Natural Resources Minister Seamus O’Regan responds to a question during Question Period in the House of Commons Tuesday February 4, 2020 in Ottawa. The Alberta government is welcoming news that Ottawa has approved an expansion of the Nova Gas Transmission Ltd. gathering system in Alberta — while condemning federal delays that it says cost this summer’s construction season. THE CANADIAN PRESS/Adrian Wyld
Alberta welcomes federal approval of gas pipeline expansion while criticizing delay

Pipeline division owned by Calgary-based TC Energy Corp. will now be required to restore 3,840 hectares of caribou habitat,

This 2020 electron microscope image made available by the National Institute of Allergy and Infectious Diseases shows a Novel Coronavirus SARS-CoV-2 particle isolated from a patient, in a laboratory in Fort Detrick, Md. THE CANADIAN PRESS/AP-NIAID/NIH via AP
At least 49 cases of COVID-19 linked to wedding in Calgary: Alberta Health

McMillan says the city of Calgary has recently seen several outbreaks linked to social gatherings

Alberta Premier Jason Kenny and government house leader Jason Nixon chat before the speech from the throne delivered in Edmonton, Alta., on Tuesday, May 21, 2019. Alberta politicians are to return to the legislature Tuesday with a plan to discuss up to 20 new bills — many of which are focused on the province’s economic recovery.
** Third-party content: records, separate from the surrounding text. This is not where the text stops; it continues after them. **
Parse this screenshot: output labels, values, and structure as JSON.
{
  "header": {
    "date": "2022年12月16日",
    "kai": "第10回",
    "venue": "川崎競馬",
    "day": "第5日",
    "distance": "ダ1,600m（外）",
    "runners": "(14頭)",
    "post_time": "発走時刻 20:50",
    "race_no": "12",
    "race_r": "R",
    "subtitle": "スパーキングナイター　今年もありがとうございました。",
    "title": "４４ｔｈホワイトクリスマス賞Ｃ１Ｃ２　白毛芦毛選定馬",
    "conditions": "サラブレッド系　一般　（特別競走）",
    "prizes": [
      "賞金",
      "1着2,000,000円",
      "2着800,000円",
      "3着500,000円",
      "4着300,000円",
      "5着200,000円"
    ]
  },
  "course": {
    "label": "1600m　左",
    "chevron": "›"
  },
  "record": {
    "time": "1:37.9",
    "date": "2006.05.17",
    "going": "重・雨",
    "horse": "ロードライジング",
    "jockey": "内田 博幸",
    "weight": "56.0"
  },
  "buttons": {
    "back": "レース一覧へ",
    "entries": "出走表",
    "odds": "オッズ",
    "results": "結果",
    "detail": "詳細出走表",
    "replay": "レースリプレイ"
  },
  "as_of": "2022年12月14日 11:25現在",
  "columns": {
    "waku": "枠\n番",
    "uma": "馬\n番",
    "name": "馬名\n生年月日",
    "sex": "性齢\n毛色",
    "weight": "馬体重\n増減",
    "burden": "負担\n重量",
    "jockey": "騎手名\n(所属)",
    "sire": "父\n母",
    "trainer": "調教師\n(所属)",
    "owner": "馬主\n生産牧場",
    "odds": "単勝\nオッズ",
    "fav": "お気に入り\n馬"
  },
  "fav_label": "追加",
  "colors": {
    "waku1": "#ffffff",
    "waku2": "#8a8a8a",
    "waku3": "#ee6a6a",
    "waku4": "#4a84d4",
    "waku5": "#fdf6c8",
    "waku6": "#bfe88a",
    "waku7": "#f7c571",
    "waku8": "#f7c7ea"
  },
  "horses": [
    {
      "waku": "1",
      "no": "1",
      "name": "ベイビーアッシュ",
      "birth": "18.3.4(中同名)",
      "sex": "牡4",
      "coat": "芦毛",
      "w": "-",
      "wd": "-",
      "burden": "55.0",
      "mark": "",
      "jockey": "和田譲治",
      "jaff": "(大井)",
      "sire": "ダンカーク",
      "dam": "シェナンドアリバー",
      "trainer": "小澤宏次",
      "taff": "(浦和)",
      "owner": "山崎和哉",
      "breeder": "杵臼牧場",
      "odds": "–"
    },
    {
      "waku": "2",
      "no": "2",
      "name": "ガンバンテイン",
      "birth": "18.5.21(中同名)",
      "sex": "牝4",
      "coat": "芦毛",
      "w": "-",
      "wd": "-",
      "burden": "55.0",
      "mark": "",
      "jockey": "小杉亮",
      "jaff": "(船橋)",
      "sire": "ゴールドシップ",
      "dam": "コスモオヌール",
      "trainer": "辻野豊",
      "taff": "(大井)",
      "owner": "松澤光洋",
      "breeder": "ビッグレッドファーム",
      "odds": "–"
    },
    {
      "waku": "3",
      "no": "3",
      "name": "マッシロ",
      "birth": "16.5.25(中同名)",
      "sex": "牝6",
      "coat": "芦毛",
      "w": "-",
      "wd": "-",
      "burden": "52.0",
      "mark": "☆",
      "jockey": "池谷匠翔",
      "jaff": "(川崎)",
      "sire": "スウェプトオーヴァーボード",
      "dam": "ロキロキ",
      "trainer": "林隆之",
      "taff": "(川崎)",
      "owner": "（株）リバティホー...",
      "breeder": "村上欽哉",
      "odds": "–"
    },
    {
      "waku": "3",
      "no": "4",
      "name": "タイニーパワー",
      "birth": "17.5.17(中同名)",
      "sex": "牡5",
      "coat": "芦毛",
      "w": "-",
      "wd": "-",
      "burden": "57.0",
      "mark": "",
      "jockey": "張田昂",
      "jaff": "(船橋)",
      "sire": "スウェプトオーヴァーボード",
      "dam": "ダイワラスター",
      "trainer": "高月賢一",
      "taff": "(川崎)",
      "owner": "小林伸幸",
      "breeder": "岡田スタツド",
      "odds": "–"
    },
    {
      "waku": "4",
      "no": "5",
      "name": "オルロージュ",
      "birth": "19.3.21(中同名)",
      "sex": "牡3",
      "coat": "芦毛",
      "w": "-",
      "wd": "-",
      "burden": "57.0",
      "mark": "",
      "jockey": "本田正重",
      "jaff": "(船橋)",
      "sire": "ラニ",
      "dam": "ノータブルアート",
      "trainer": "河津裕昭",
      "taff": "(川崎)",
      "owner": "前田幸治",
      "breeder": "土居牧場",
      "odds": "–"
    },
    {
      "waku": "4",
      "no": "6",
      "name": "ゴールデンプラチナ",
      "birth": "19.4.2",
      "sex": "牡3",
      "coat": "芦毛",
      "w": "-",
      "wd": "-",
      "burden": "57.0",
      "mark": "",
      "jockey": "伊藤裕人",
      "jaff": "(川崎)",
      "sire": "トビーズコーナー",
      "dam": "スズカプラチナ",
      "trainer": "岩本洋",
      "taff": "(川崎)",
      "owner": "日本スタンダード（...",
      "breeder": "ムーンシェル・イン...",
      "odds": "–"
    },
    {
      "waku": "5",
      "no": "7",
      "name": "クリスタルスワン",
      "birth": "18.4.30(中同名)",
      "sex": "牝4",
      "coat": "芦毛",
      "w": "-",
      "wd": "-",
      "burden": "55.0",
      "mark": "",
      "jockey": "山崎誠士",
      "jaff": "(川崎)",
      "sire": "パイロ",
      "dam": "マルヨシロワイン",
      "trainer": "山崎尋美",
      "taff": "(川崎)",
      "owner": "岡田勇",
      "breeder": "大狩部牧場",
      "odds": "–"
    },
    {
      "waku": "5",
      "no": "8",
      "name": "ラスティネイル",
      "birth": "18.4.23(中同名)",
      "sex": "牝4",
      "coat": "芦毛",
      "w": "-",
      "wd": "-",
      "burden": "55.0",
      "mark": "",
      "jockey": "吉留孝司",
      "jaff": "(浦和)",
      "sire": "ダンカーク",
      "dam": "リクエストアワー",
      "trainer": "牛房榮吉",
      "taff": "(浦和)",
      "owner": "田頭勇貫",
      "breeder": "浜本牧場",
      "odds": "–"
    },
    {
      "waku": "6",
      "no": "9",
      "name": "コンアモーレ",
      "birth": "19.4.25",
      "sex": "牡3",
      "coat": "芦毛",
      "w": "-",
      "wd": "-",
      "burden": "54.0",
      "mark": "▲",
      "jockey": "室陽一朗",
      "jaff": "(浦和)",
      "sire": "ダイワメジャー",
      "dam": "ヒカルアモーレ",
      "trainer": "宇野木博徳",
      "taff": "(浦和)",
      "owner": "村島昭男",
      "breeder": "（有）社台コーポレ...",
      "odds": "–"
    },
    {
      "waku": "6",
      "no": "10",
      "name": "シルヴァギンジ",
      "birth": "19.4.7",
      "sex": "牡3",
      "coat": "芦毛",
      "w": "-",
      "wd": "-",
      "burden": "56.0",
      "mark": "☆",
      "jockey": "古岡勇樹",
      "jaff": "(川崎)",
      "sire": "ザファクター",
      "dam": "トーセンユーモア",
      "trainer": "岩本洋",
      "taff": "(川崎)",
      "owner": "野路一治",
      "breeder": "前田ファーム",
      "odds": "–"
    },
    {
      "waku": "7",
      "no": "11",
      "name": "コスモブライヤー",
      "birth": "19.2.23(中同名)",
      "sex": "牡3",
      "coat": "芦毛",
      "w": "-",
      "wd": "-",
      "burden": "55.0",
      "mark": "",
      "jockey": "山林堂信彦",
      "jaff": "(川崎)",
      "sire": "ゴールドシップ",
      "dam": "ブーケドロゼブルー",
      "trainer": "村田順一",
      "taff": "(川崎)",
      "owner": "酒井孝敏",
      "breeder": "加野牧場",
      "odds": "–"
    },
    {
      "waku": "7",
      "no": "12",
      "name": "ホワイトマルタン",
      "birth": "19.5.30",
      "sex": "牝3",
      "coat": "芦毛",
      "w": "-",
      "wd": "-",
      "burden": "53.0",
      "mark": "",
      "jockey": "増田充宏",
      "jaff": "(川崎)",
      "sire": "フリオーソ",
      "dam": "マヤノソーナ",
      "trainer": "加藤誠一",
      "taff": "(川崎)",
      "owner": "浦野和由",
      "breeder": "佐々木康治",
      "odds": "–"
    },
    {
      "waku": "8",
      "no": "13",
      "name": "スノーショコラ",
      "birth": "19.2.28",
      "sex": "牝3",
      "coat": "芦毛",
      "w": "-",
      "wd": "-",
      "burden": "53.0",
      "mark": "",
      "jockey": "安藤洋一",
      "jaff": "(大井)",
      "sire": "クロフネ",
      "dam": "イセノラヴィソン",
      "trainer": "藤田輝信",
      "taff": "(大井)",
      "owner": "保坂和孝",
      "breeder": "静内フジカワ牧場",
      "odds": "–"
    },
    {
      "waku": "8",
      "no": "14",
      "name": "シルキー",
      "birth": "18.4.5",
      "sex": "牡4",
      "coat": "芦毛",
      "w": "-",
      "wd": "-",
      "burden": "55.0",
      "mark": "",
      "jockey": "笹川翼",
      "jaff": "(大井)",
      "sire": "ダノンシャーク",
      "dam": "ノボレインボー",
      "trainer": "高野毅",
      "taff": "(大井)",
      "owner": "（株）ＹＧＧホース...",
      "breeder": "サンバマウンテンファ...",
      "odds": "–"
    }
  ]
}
THE CANADIAN PRESS/Jason Franson
Alberta legislature to resume Tuesday; focus to be on economic recovery

Opposition house leader Heather Sweet said the NDP will focus on holding Premier Jason Kenney

A passer-by walks past a COVID-19 testing clinic in Montreal, Friday, Oct. 16, 2020. THE CANADIAN PRESS/Ryan Remiorz
Canada ‘yet to see’ deaths due to recent COVID surge as cases hit 200,000

Much of the increase in case numbers can be attributed to Ontario and Quebec

robbery
UPDATE: Suspect identified in early morning shooting

Rimbey RCMP had responded to a complaint of an armed robbery at the Bluffton City General Store

Agriculture Minister Devin Dreeshen (Alberta government photo)
Big boost for Alberta college agriculture research

The $2-million agreement to benefit Lethbridge College’s applied research team

Grant and Barbara Howse, in quarantine in Invermere. Mike Turner photo
Denied entry into U.S., Canadian couple still forced to quarantine for 2 weeks

The rules around crossing the U.S. border led to a bizarre situation for an Invermere couple

Most Read